DESCRIPTION OF THE TASK:
Lift every line from the entries that includes the word "title".

***** INFORMATION GIVEN

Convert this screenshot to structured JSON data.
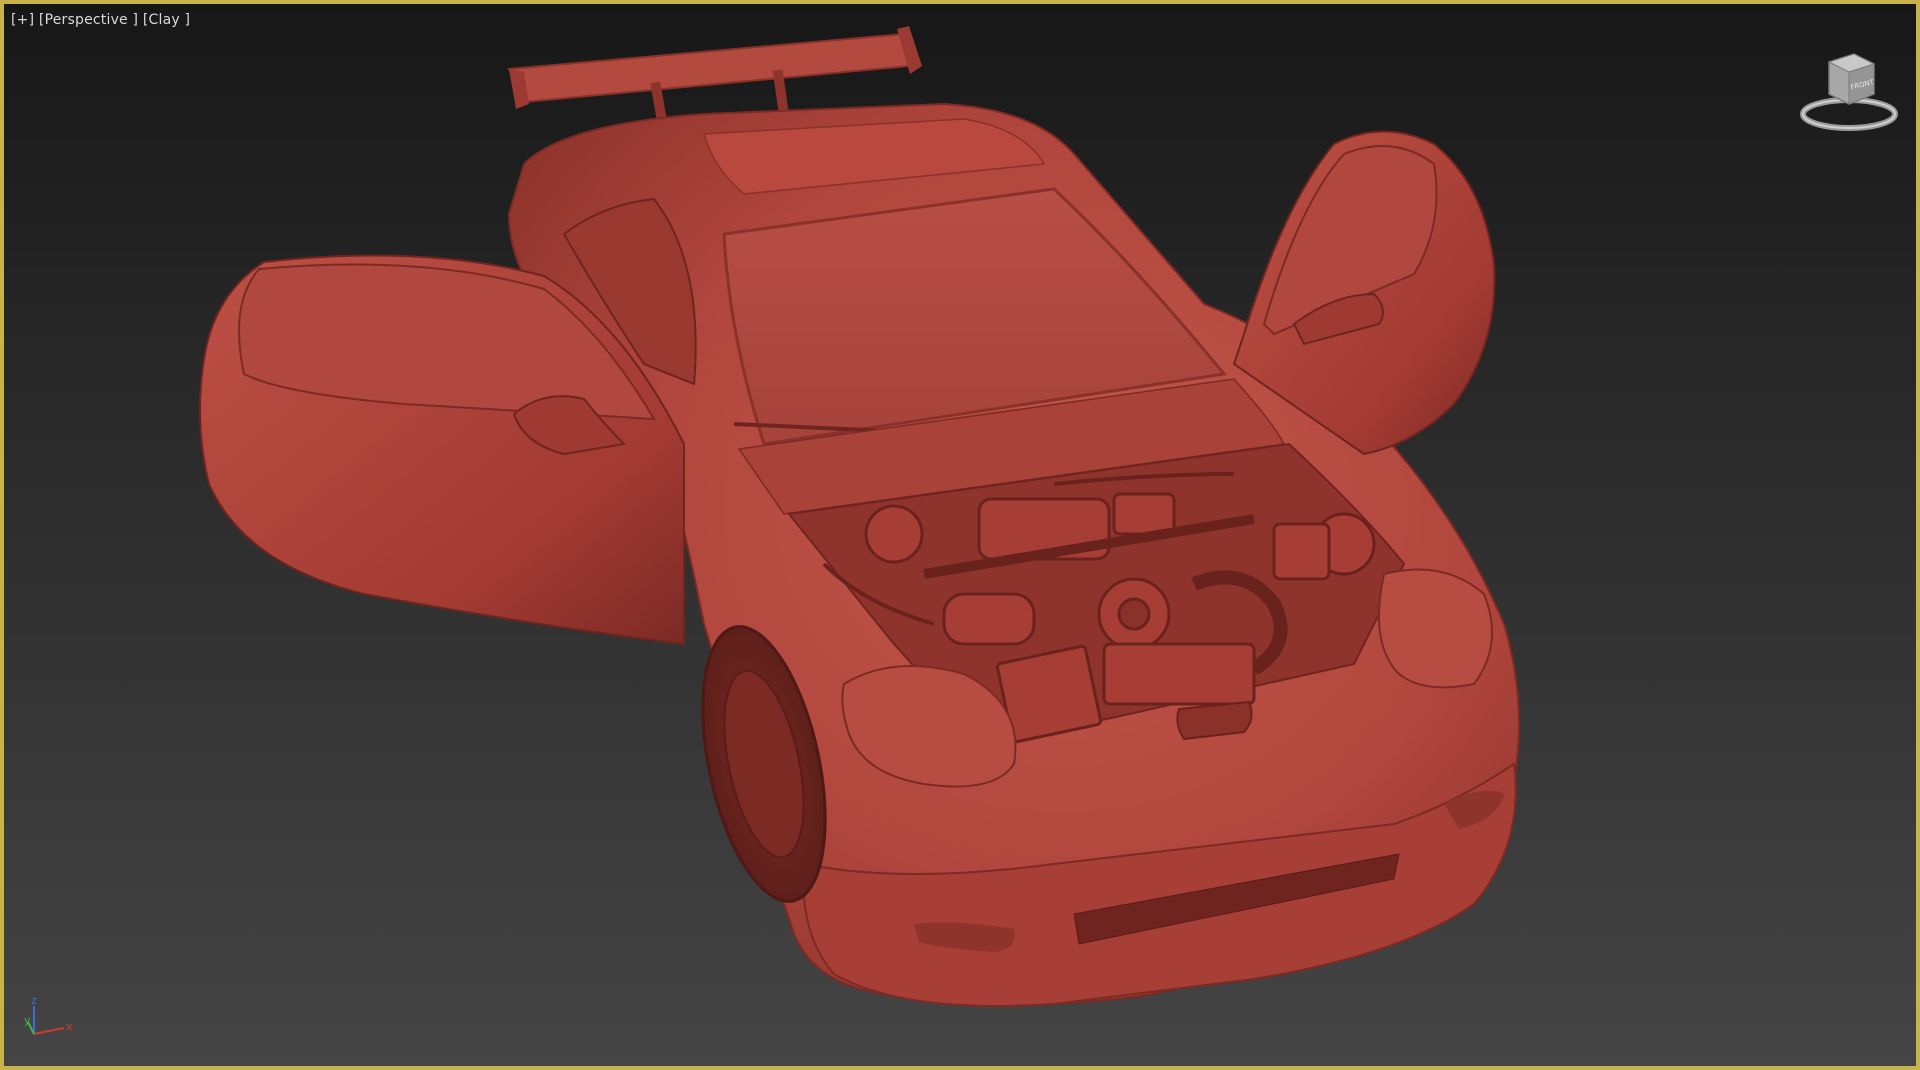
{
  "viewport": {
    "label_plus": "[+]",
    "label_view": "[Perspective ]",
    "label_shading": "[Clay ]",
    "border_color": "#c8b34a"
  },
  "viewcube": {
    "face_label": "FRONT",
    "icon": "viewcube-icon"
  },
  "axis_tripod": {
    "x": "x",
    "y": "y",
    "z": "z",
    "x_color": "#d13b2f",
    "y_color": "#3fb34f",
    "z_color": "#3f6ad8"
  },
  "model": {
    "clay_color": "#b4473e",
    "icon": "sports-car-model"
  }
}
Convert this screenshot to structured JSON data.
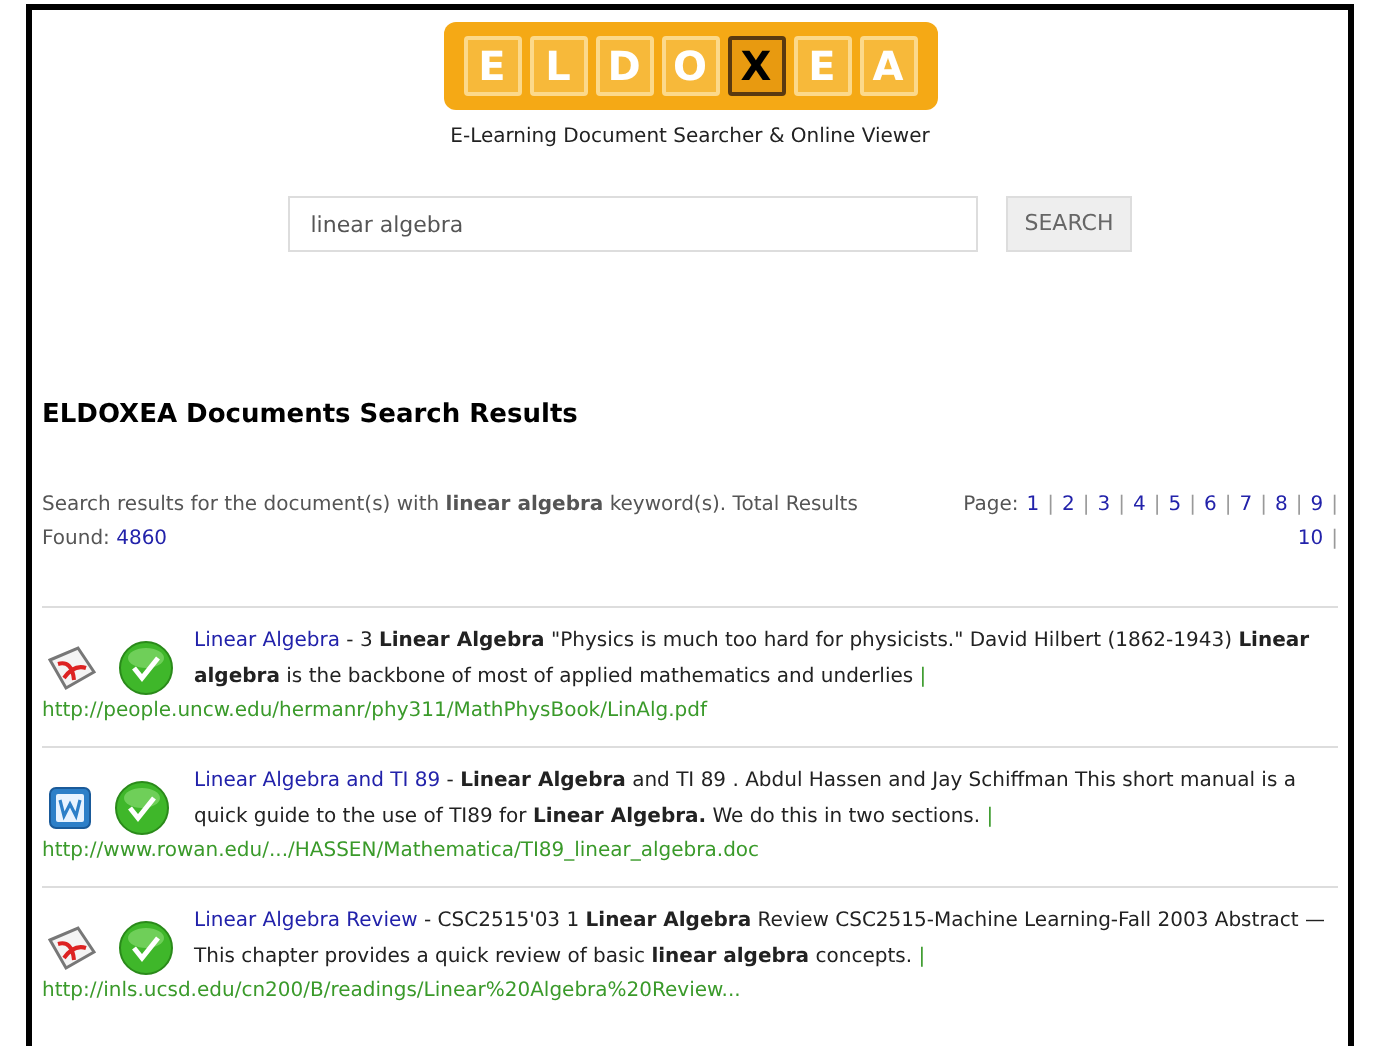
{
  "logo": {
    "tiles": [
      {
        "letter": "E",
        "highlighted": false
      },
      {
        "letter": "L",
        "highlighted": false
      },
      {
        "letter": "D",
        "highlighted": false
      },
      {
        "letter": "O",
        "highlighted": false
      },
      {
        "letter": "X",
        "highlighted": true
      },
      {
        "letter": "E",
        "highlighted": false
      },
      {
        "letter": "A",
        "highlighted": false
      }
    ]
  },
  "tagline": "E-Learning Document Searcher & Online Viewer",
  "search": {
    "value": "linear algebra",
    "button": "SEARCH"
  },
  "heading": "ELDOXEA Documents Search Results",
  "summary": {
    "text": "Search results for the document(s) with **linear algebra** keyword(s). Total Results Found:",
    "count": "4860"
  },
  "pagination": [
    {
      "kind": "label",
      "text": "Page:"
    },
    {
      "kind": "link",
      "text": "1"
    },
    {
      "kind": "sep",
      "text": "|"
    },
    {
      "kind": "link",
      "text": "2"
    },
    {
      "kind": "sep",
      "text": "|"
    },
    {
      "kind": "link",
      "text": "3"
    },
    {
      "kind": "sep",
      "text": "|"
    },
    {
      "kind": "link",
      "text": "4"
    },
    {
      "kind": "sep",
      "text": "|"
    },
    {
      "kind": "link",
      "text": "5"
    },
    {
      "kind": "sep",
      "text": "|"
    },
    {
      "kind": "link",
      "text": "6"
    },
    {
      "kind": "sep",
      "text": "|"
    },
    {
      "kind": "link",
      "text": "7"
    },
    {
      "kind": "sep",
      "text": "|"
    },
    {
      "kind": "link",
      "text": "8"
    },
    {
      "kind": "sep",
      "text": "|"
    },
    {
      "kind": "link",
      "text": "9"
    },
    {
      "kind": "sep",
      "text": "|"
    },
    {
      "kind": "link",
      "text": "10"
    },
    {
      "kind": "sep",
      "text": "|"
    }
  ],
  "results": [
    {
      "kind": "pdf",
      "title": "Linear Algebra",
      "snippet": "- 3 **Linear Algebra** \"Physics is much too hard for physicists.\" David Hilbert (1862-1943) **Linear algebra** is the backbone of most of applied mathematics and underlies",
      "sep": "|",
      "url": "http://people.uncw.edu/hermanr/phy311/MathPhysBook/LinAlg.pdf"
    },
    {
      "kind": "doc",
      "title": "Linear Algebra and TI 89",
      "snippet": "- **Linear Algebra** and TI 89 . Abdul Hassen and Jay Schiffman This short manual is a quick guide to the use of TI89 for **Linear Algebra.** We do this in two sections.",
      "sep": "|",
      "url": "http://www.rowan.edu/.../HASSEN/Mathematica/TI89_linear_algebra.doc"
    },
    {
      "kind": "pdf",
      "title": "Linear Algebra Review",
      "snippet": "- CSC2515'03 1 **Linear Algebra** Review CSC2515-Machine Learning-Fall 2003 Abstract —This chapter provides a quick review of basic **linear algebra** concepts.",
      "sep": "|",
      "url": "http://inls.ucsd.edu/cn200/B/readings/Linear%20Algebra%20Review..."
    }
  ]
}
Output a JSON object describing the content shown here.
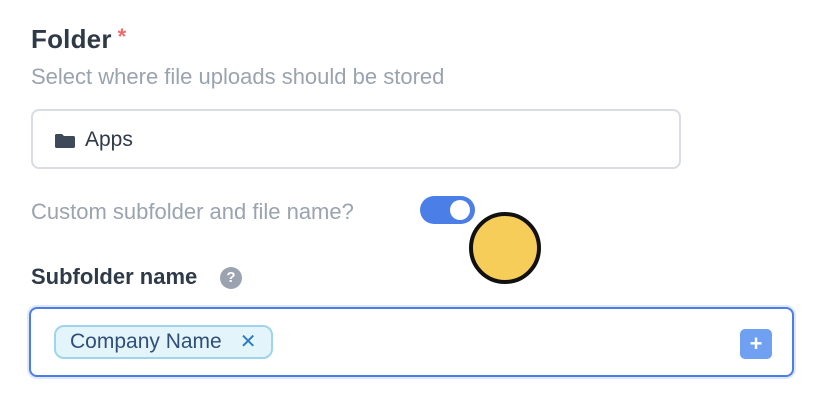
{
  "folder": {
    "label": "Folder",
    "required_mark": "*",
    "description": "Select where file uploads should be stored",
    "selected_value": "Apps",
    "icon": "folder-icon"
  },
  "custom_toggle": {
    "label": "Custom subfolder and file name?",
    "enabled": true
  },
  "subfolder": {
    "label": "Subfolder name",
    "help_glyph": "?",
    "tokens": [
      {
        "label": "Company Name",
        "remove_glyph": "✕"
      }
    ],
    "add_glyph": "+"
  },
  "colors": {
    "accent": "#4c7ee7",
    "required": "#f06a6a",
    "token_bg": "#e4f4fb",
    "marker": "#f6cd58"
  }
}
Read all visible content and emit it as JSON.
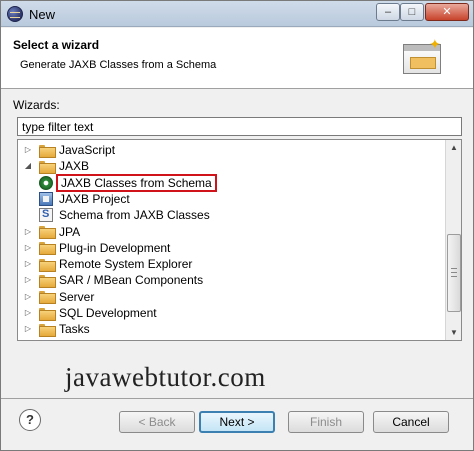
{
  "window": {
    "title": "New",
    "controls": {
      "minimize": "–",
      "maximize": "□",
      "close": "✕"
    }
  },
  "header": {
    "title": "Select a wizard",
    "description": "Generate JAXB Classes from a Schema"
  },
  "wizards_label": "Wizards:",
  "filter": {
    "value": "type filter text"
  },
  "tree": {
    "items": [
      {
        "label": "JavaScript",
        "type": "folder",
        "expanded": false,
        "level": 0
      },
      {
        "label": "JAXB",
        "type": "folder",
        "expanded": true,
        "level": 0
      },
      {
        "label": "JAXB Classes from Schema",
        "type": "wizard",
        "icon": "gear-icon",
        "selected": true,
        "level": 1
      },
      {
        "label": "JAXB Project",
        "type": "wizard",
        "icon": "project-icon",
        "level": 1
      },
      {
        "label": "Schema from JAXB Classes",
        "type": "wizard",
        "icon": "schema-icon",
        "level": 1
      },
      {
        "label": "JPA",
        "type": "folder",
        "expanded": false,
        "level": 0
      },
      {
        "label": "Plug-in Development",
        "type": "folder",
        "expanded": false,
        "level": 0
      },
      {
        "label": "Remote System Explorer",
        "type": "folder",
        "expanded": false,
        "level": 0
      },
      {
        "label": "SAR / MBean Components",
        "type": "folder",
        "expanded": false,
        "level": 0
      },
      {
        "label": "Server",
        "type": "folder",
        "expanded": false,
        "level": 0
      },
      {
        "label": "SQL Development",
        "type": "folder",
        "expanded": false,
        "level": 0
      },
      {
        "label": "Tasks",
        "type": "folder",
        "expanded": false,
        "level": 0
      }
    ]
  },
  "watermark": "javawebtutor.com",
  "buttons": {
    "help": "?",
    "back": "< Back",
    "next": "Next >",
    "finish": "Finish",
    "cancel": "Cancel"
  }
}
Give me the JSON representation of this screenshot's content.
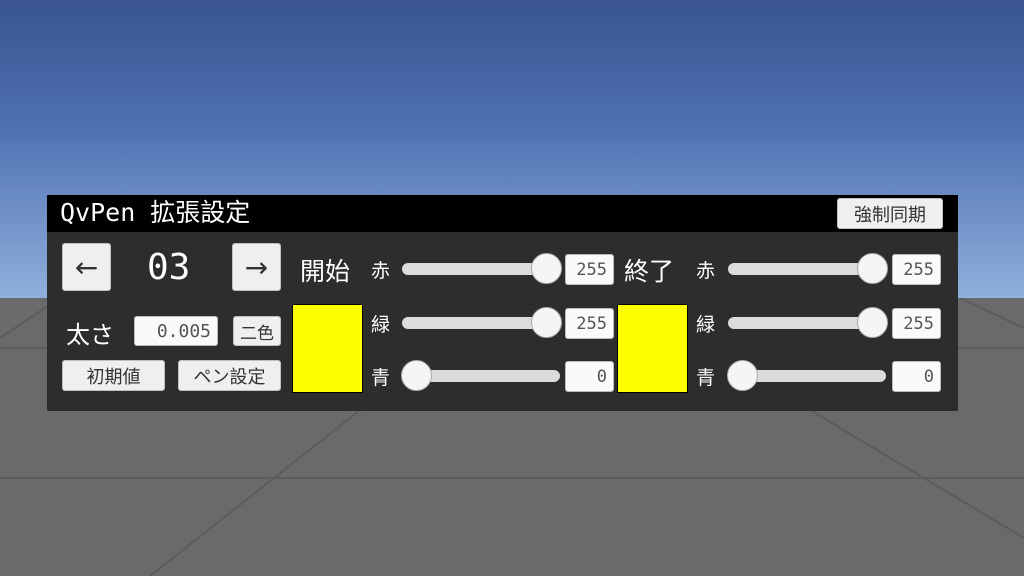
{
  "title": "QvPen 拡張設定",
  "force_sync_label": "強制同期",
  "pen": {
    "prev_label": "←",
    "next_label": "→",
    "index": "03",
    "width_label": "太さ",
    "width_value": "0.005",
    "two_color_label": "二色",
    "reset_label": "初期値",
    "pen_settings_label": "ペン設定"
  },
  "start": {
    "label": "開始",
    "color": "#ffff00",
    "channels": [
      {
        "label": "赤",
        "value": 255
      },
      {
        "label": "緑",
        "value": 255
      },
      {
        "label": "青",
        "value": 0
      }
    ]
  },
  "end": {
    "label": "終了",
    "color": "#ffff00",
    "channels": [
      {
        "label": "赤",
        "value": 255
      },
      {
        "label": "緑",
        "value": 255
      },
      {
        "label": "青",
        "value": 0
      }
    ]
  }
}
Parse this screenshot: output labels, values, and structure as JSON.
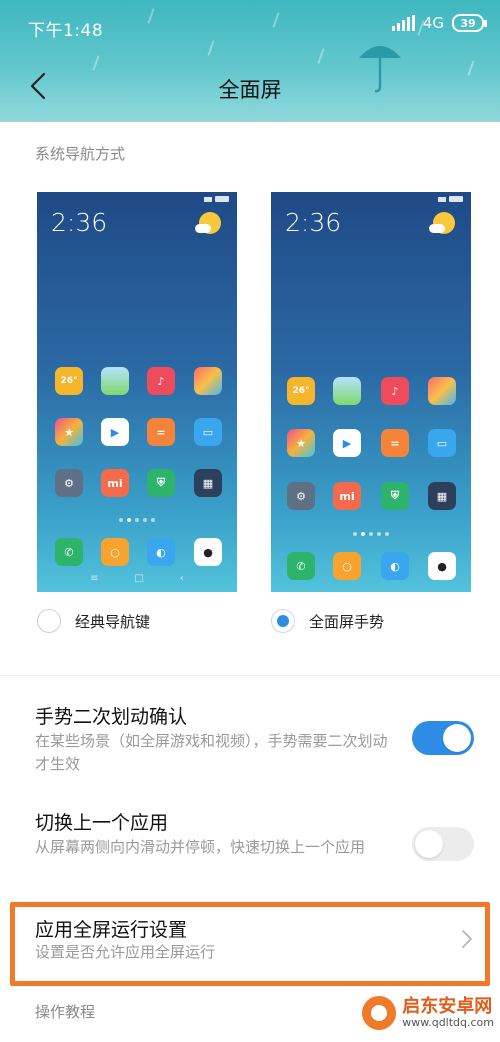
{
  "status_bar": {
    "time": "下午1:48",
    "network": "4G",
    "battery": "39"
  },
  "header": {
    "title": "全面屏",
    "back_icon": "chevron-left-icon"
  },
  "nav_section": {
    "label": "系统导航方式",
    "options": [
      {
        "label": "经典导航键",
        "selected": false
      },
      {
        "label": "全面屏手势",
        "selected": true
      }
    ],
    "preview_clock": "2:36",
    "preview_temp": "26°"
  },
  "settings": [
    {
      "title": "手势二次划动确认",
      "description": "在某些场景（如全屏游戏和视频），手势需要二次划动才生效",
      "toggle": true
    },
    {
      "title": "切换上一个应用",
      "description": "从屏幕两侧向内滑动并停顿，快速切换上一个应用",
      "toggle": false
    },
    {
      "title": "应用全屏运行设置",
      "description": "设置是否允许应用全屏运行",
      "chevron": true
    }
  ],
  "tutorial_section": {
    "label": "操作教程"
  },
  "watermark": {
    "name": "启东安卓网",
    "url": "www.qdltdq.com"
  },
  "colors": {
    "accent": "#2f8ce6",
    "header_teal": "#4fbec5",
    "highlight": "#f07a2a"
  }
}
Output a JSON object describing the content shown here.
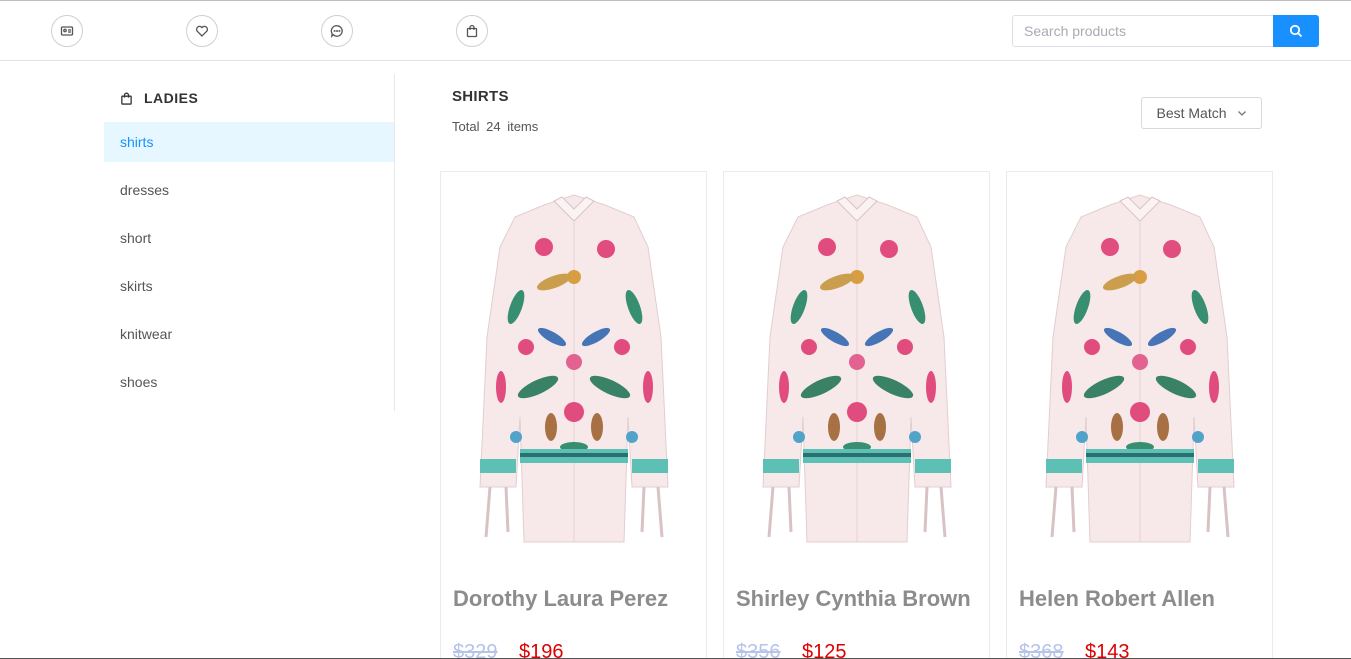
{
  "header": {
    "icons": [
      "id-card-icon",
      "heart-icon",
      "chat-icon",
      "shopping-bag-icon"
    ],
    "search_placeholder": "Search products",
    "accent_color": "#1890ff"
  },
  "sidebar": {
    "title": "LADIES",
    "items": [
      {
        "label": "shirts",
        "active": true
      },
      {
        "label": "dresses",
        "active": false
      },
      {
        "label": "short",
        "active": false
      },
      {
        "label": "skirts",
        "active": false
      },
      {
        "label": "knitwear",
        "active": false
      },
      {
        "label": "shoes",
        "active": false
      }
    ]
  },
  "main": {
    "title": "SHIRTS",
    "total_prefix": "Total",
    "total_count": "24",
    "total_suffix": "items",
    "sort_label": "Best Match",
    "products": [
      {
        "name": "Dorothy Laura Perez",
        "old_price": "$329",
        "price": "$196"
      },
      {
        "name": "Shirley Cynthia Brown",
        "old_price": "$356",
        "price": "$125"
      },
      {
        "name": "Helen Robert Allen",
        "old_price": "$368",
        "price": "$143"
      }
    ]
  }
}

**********

TASK RESPONSE:
      "title": "Linear Algebra",
      "title": "Linear Algebra and TI 89",
      "title": "Linear Algebra Review",
    "title": "New",
    "title": "Select a wizard",
  "title": "QvPen 拡張設定",
    "title": "全面屏",
      "title": "手势二次划动确认",
      "title": "切换上一个应用",
      "title": "应用全屏运行设置",
    "title": "LADIES",
    "title": "SHIRTS",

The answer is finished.